Budgeting software: You Need a Budget

When it comes to my budget, the way I typically keep track of my finances is pen and paper. It gets the job done, as long as you use it (I do) and it has suited me well for many years. A few years ago I DID try Quicken. I used it occasionally, but wasn’t married to it and found myself going back to pen and paper. I purchased it last year and… same thing. I wasn’t really impressed with it and stopped using it quickly. What a waste of money… at least for me. Since I rarely waste money, that stung a bit.

Yesterday, I stumbled upon a new to me software application titled You Need a Budget and I must say that I’m really enjoying it immensely. I’m currently using the trial (I was actually offered two months for free) and I leaped at the opportunity. I like that I have so much control of how I use this software, of course I do. I keep a tight rein on my finances. You have to if you want to stay on top of things and while you can link to your bank accounts (just like Quicken) I won’t. I never was comfortable with that feature, and while I HAD used it, in the past, with Quicken. I eventually removed that capability.

I must sat the amount of people living paycheck to paycheck is a bit sobering. Sure, the economy definitely is a factor in some instances, but in others? It’s just poor decision making. If you’re living paycheck to paycheck but are continually eating out, perhaps you need to rethink your priorities. If you’re living paycheck to paycheck and received a tax refund, but instead of using that money to eliminate some debt (if you have it) you decide to purchase some wants… yeah you might need to rethink your priorities. I’ve met some of these people. I must admit, there lack of taking responsibility and getting aggressive about tackling their debt does leave me puzzled. For me, paying bills as they come (I don’t have debt, just monthly bills) having an emergency fund and being able to survive for several months if something were to happen to me, makes all the sacrifices I have made worth the effort.

My parents were fabulous examples of being a good steward. I’m a Christian and God commands me to do just that. I’m passing on what I’ve learned to my daughter. So yes… she sees me make budgets and adhere to them. She also sees me write down monetary goals, setting aside money for big purchases that I can pay in full, and do what’s needed to meet them.

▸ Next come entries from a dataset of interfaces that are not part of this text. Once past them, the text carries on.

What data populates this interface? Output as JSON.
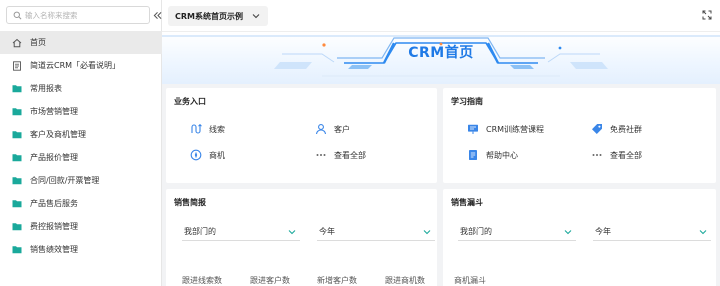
{
  "sidebar": {
    "search_placeholder": "输入名称来搜索",
    "items": [
      {
        "label": "首页",
        "icon": "home-icon",
        "active": true
      },
      {
        "label": "简道云CRM「必看说明」",
        "icon": "document-icon"
      },
      {
        "label": "常用报表",
        "icon": "folder-icon"
      },
      {
        "label": "市场营销管理",
        "icon": "folder-icon"
      },
      {
        "label": "客户及商机管理",
        "icon": "folder-icon"
      },
      {
        "label": "产品报价管理",
        "icon": "folder-icon"
      },
      {
        "label": "合同/回款/开票管理",
        "icon": "folder-icon"
      },
      {
        "label": "产品售后服务",
        "icon": "folder-icon"
      },
      {
        "label": "费控报销管理",
        "icon": "folder-icon"
      },
      {
        "label": "销售绩效管理",
        "icon": "folder-icon"
      }
    ]
  },
  "topbar": {
    "page_title": "CRM系统首页示例"
  },
  "banner": {
    "title": "CRM首页"
  },
  "business_entry": {
    "title": "业务入口",
    "items": [
      "线索",
      "客户",
      "商机",
      "查看全部"
    ]
  },
  "learning_guide": {
    "title": "学习指南",
    "items": [
      "CRM训练营课程",
      "免费社群",
      "帮助中心",
      "查看全部"
    ]
  },
  "sales_brief": {
    "title": "销售简报",
    "filter_dept": "我部门的",
    "filter_period": "今年",
    "metrics": [
      "跟进线索数",
      "跟进客户数",
      "新增客户数",
      "跟进商机数"
    ]
  },
  "sales_funnel": {
    "title": "销售漏斗",
    "filter_dept": "我部门的",
    "filter_period": "今年",
    "metric": "商机漏斗"
  },
  "colors": {
    "brand_blue": "#1f7ae6",
    "folder_teal": "#1aa99b",
    "icon_blue": "#3a86e8"
  }
}
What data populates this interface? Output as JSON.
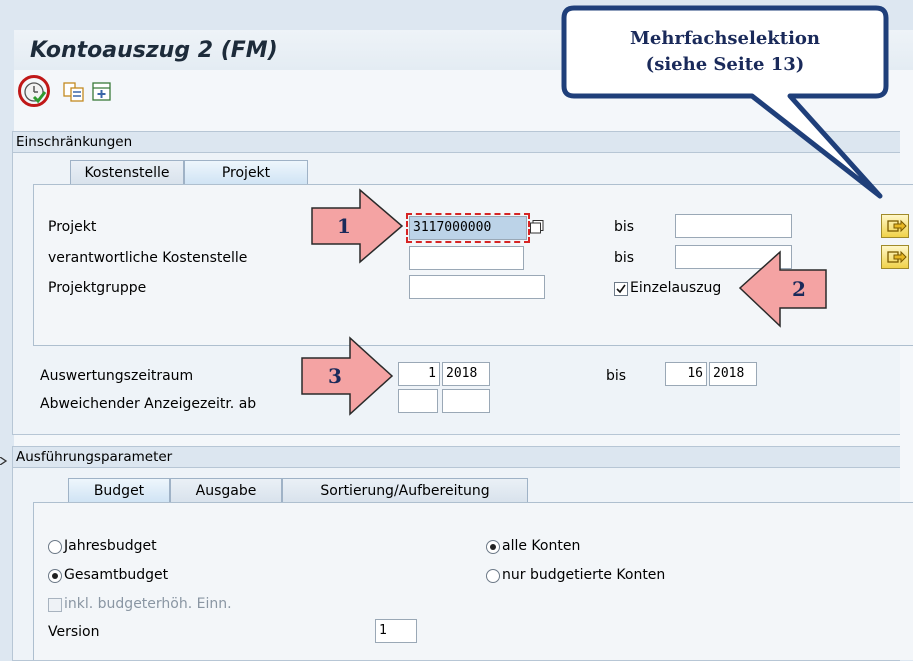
{
  "window": {
    "title": "Kontoauszug 2 (FM)"
  },
  "toolbar": {
    "icons": [
      "execute-icon",
      "copy-variant-icon",
      "add-variant-icon"
    ]
  },
  "callout": {
    "line1": "Mehrfachselektion",
    "line2": "(siehe Seite 13)"
  },
  "einschraenkungen": {
    "header": "Einschränkungen",
    "tabs": [
      "Kostenstelle",
      "Projekt"
    ],
    "active_tab": "Projekt",
    "fields": {
      "projekt_label": "Projekt",
      "projekt_value": "3117000000",
      "kostenstelle_label": "verantwortliche Kostenstelle",
      "kostenstelle_value": "",
      "projektgruppe_label": "Projektgruppe",
      "projektgruppe_value": "",
      "bis1_label": "bis",
      "bis1_value": "",
      "bis2_label": "bis",
      "bis2_value": "",
      "einzelauszug_label": "Einzelauszug",
      "einzelauszug_checked": true
    },
    "zeitraum": {
      "label": "Auswertungszeitraum",
      "from_period": "1",
      "from_year": "2018",
      "bis_label": "bis",
      "to_period": "16",
      "to_year": "2018",
      "abw_label": "Abweichender Anzeigezeitr. ab",
      "abw_period": "",
      "abw_year": ""
    }
  },
  "arrows": {
    "one": "1",
    "two": "2",
    "three": "3"
  },
  "ausfuehrung": {
    "header": "Ausführungsparameter",
    "tabs": [
      "Budget",
      "Ausgabe",
      "Sortierung/Aufbereitung"
    ],
    "active_tab": "Budget",
    "jahresbudget_label": "Jahresbudget",
    "gesamtbudget_label": "Gesamtbudget",
    "gesamtbudget_selected": true,
    "inkl_label": "inkl. budgeterhöh. Einn.",
    "alle_konten_label": "alle Konten",
    "alle_konten_selected": true,
    "nur_budgetiert_label": "nur budgetierte Konten",
    "version_label": "Version",
    "version_value": "1"
  },
  "colors": {
    "callout_fill": "#ffffff",
    "callout_border": "#1f3f7a",
    "callout_text": "#1f3f7a",
    "arrow_fill": "#f4a3a3",
    "arrow_stroke": "#2a2a2a",
    "highlight_ring": "#c01818"
  }
}
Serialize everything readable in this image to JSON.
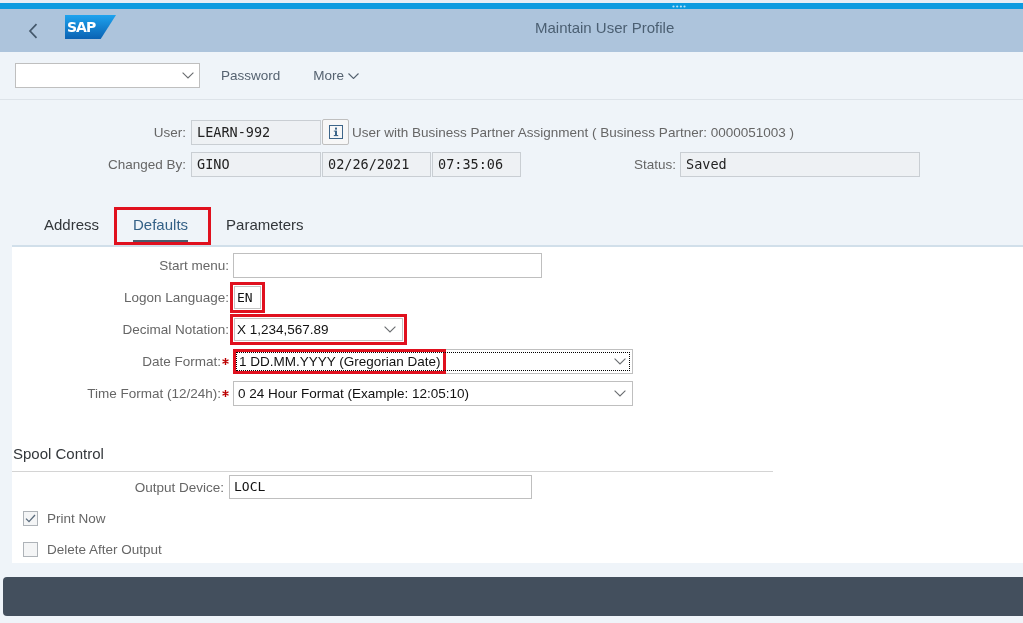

But back to You Need a Budget… by the way isn’t that a catchy phrase? It’s quite accurate, right? I do like the free webinars that they offer, a lot of what is said isn’t new to me, but you know what? At times, it is nice to be surrounded by others, even virtually, who totally get it when it comes to staying on top of their finances. I’ve watched several of their videos and while they don’t come out and say it, it’s very obvious that credit cards aren’t put on a pedestal to whip out and use often. You know what is? Budgeting, paying bills as they come and saving so you can get to the point where you are able to make large purchases without a credit card. I only used a credit card, briefly, in my early thirties.